→ WHAT YOU SHOULD DO: Without altering a single word, repeat the records that follow.

☆ ☆ ☆ ☆

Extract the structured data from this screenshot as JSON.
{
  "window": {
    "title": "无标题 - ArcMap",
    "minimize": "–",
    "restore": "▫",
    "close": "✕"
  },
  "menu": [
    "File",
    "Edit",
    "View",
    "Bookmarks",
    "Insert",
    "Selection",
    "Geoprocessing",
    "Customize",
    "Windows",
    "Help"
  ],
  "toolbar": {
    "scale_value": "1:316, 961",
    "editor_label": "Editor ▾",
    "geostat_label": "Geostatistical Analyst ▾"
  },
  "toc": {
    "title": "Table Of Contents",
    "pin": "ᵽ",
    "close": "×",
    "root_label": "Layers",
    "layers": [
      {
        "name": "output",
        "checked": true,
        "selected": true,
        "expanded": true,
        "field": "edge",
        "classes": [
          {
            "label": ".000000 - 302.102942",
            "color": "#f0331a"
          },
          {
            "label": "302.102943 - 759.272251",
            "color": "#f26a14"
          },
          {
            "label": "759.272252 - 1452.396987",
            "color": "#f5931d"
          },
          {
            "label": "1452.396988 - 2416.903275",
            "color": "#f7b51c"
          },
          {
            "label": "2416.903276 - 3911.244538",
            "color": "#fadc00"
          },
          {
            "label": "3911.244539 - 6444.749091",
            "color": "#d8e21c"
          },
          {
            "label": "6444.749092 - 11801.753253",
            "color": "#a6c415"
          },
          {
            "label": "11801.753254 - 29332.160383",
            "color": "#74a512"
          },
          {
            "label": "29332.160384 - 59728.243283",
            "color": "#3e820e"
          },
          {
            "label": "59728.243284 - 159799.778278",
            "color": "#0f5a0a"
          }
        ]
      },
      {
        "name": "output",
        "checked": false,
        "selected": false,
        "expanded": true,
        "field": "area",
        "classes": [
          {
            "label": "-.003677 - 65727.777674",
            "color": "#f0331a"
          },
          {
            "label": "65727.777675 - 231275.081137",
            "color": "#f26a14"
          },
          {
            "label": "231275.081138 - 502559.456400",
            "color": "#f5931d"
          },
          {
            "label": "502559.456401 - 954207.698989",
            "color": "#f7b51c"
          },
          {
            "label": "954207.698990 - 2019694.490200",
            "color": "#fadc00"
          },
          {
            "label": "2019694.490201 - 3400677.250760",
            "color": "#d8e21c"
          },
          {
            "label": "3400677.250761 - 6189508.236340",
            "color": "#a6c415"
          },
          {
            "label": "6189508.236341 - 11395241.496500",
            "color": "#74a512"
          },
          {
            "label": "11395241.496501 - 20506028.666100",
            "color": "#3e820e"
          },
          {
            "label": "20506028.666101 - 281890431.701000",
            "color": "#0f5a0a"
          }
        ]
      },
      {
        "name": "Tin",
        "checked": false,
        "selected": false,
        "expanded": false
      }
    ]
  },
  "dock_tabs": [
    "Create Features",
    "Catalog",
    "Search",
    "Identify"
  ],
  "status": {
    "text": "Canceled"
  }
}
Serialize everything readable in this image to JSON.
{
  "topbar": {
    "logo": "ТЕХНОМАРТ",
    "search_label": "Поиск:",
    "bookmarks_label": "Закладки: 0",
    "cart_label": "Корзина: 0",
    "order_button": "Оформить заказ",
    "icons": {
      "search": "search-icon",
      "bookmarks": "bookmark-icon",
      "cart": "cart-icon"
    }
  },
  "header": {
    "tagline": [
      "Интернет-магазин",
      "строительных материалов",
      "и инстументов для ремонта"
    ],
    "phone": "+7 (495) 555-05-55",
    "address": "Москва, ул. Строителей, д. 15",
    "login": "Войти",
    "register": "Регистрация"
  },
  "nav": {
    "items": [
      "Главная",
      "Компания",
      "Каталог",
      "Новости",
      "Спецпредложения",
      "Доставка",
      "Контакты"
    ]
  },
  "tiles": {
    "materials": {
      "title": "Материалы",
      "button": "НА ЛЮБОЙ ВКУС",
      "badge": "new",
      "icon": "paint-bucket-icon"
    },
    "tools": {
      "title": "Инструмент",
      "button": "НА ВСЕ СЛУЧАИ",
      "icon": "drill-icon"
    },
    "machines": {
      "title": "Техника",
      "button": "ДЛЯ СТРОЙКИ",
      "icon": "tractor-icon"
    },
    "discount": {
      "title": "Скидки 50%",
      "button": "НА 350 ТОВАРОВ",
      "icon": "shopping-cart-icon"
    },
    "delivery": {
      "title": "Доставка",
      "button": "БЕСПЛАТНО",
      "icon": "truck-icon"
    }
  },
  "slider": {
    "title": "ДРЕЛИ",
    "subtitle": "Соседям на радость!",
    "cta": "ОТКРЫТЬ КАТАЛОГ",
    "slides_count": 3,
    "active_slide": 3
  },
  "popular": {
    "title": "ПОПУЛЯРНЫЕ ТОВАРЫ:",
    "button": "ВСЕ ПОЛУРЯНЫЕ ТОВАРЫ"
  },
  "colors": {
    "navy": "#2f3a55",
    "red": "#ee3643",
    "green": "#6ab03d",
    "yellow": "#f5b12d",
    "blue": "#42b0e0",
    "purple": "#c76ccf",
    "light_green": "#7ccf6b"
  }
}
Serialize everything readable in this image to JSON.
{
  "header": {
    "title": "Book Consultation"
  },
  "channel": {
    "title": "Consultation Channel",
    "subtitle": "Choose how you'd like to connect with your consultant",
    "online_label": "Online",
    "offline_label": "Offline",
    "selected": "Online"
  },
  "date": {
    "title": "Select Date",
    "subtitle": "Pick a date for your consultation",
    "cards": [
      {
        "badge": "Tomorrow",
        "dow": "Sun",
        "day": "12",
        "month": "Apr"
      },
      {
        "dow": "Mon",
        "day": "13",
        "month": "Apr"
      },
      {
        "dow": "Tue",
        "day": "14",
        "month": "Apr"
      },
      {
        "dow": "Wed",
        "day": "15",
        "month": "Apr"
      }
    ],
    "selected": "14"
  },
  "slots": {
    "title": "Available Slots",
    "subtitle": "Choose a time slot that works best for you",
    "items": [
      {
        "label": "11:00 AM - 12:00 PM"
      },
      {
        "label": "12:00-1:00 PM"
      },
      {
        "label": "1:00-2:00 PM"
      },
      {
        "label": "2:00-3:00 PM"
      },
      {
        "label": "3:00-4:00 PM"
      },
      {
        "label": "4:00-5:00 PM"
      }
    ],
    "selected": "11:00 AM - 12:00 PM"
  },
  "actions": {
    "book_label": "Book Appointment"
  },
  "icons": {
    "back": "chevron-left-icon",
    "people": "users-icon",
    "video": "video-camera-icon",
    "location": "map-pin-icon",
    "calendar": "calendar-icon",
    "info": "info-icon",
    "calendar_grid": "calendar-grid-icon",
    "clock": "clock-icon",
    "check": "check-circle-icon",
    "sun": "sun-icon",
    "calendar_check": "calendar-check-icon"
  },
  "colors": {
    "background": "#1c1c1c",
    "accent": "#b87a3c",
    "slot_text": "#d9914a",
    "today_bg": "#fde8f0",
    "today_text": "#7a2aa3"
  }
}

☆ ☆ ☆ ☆

→ RESPONSE TO THIS TASK:
Extract the structured data from this screenshot as JSON.
{
  "window": {
    "title": "无标题 - ArcMap",
    "minimize": "–",
    "restore": "▫",
    "close": "✕"
  },
  "menu": [
    "File",
    "Edit",
    "View",
    "Bookmarks",
    "Insert",
    "Selection",
    "Geoprocessing",
    "Customize",
    "Windows",
    "Help"
  ],
  "toolbar": {
    "scale_value": "1:316, 961",
    "editor_label": "Editor ▾",
    "geostat_label": "Geostatistical Analyst ▾"
  },
  "toc": {
    "title": "Table Of Contents",
    "pin": "ᵽ",
    "close": "×",
    "root_label": "Layers",
    "layers": [
      {
        "name": "output",
        "checked": true,
        "selected": true,
        "expanded": true,
        "field": "edge",
        "classes": [
          {
            "label": ".000000 - 302.102942",
            "color": "#f0331a"
          },
          {
            "label": "302.102943 - 759.272251",
            "color": "#f26a14"
          },
          {
            "label": "759.272252 - 1452.396987",
            "color": "#f5931d"
          },
          {
            "label": "1452.396988 - 2416.903275",
            "color": "#f7b51c"
          },
          {
            "label": "2416.903276 - 3911.244538",
            "color": "#fadc00"
          },
          {
            "label": "3911.244539 - 6444.749091",
            "color": "#d8e21c"
          },
          {
            "label": "6444.749092 - 11801.753253",
            "color": "#a6c415"
          },
          {
            "label": "11801.753254 - 29332.160383",
            "color": "#74a512"
          },
          {
            "label": "29332.160384 - 59728.243283",
            "color": "#3e820e"
          },
          {
            "label": "59728.243284 - 159799.778278",
            "color": "#0f5a0a"
          }
        ]
      },
      {
        "name": "output",
        "checked": false,
        "selected": false,
        "expanded": true,
        "field": "area",
        "classes": [
          {
            "label": "-.003677 - 65727.777674",
            "color": "#f0331a"
          },
          {
            "label": "65727.777675 - 231275.081137",
            "color": "#f26a14"
          },
          {
            "label": "231275.081138 - 502559.456400",
            "color": "#f5931d"
          },
          {
            "label": "502559.456401 - 954207.698989",
            "color": "#f7b51c"
          },
          {
            "label": "954207.698990 - 2019694.490200",
            "color": "#fadc00"
          },
          {
            "label": "2019694.490201 - 3400677.250760",
            "color": "#d8e21c"
          },
          {
            "label": "3400677.250761 - 6189508.236340",
            "color": "#a6c415"
          },
          {
            "label": "6189508.236341 - 11395241.496500",
            "color": "#74a512"
          },
          {
            "label": "11395241.496501 - 20506028.666100",
            "color": "#3e820e"
          },
          {
            "label": "20506028.666101 - 281890431.701000",
            "color": "#0f5a0a"
          }
        ]
      },
      {
        "name": "Tin",
        "checked": false,
        "selected": false,
        "expanded": false
      }
    ]
  },
  "dock_tabs": [
    "Create Features",
    "Catalog",
    "Search",
    "Identify"
  ],
  "status": {
    "text": "Canceled"
  }
}
Serialize everything readable in this image to JSON.
{
  "topbar": {
    "logo": "ТЕХНОМАРТ",
    "search_label": "Поиск:",
    "bookmarks_label": "Закладки: 0",
    "cart_label": "Корзина: 0",
    "order_button": "Оформить заказ",
    "icons": {
      "search": "search-icon",
      "bookmarks": "bookmark-icon",
      "cart": "cart-icon"
    }
  },
  "header": {
    "tagline": [
      "Интернет-магазин",
      "строительных материалов",
      "и инстументов для ремонта"
    ],
    "phone": "+7 (495) 555-05-55",
    "address": "Москва, ул. Строителей, д. 15",
    "login": "Войти",
    "register": "Регистрация"
  },
  "nav": {
    "items": [
      "Главная",
      "Компания",
      "Каталог",
      "Новости",
      "Спецпредложения",
      "Доставка",
      "Контакты"
    ]
  },
  "tiles": {
    "materials": {
      "title": "Материалы",
      "button": "НА ЛЮБОЙ ВКУС",
      "badge": "new",
      "icon": "paint-bucket-icon"
    },
    "tools": {
      "title": "Инструмент",
      "button": "НА ВСЕ СЛУЧАИ",
      "icon": "drill-icon"
    },
    "machines": {
      "title": "Техника",
      "button": "ДЛЯ СТРОЙКИ",
      "icon": "tractor-icon"
    },
    "discount": {
      "title": "Скидки 50%",
      "button": "НА 350 ТОВАРОВ",
      "icon": "shopping-cart-icon"
    },
    "delivery": {
      "title": "Доставка",
      "button": "БЕСПЛАТНО",
      "icon": "truck-icon"
    }
  },
  "slider": {
    "title": "ДРЕЛИ",
    "subtitle": "Соседям на радость!",
    "cta": "ОТКРЫТЬ КАТАЛОГ",
    "slides_count": 3,
    "active_slide": 3
  },
  "popular": {
    "title": "ПОПУЛЯРНЫЕ ТОВАРЫ:",
    "button": "ВСЕ ПОЛУРЯНЫЕ ТОВАРЫ"
  },
  "colors": {
    "navy": "#2f3a55",
    "red": "#ee3643",
    "green": "#6ab03d",
    "yellow": "#f5b12d",
    "blue": "#42b0e0",
    "purple": "#c76ccf",
    "light_green": "#7ccf6b"
  }
}
Serialize everything readable in this image to JSON.
{
  "header": {
    "title": "Book Consultation"
  },
  "channel": {
    "title": "Consultation Channel",
    "subtitle": "Choose how you'd like to connect with your consultant",
    "online_label": "Online",
    "offline_label": "Offline",
    "selected": "Online"
  },
  "date": {
    "title": "Select Date",
    "subtitle": "Pick a date for your consultation",
    "cards": [
      {
        "badge": "Tomorrow",
        "dow": "Sun",
        "day": "12",
        "month": "Apr"
      },
      {
        "dow": "Mon",
        "day": "13",
        "month": "Apr"
      },
      {
        "dow": "Tue",
        "day": "14",
        "month": "Apr"
      },
      {
        "dow": "Wed",
        "day": "15",
        "month": "Apr"
      }
    ],
    "selected": "14"
  },
  "slots": {
    "title": "Available Slots",
    "subtitle": "Choose a time slot that works best for you",
    "items": [
      {
        "label": "11:00 AM - 12:00 PM"
      },
      {
        "label": "12:00-1:00 PM"
      },
      {
        "label": "1:00-2:00 PM"
      },
      {
        "label": "2:00-3:00 PM"
      },
      {
        "label": "3:00-4:00 PM"
      },
      {
        "label": "4:00-5:00 PM"
      }
    ],
    "selected": "11:00 AM - 12:00 PM"
  },
  "actions": {
    "book_label": "Book Appointment"
  },
  "icons": {
    "back": "chevron-left-icon",
    "people": "users-icon",
    "video": "video-camera-icon",
    "location": "map-pin-icon",
    "calendar": "calendar-icon",
    "info": "info-icon",
    "calendar_grid": "calendar-grid-icon",
    "clock": "clock-icon",
    "check": "check-circle-icon",
    "sun": "sun-icon",
    "calendar_check": "calendar-check-icon"
  },
  "colors": {
    "background": "#1c1c1c",
    "accent": "#b87a3c",
    "slot_text": "#d9914a",
    "today_bg": "#fde8f0",
    "today_text": "#7a2aa3"
  }
}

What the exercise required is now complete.